The Swordfish received the 'Stringbag' nickname not because of its construction, but because of the seemingly endless variety of stores and equipment that the aircraft was cleared to carry. Crews likened the aircraft to a housewife's string shopping bag which was common at the time and, which due to its having no fixed shape, could adjust to hold any shape or number of packages. Like the shopping bag, the crews thought the Swordfish could carry anything.

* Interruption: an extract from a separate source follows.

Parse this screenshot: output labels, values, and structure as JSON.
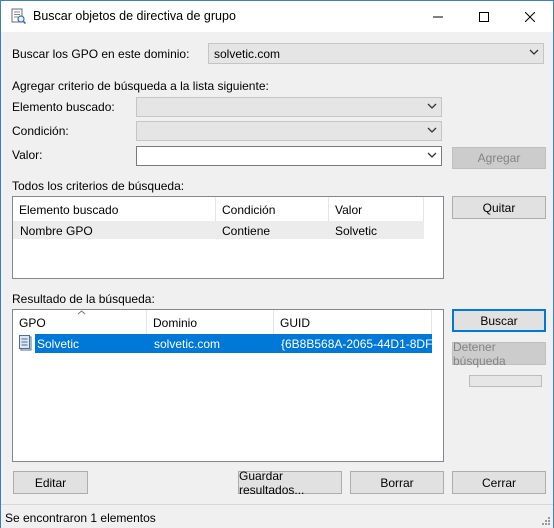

By the time production ended on 18 August 1944, a total of 2,396 Swordfish had been built, the majority (1,699) by Blackburn, who took over the large scale production of the Swordfish from 1941 to allow Fairey to concentrate on its successors.

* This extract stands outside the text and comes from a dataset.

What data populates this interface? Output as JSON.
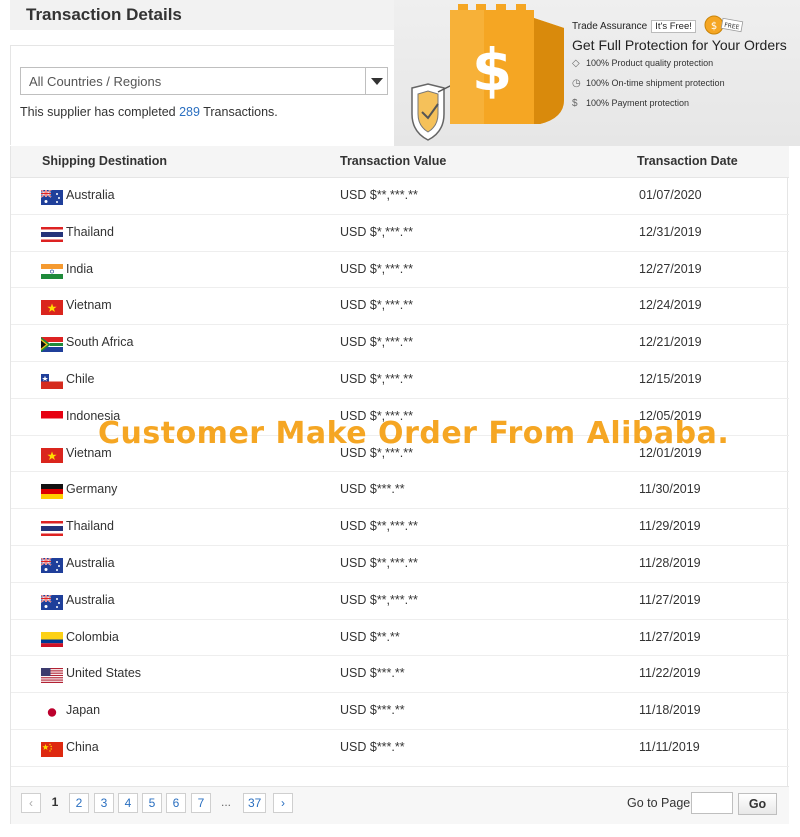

Fairey only did a part run of the Swordfish Mk I when Blackburn Aircraft in Sherburn took over. All subsequent marks (part Mk I, Mk II, Mk III and Mk IV) came from Blackburn and were normally refered to as 'Blackfish'.
Profile: Great Aircraft of the World
Published by Colour Library Books.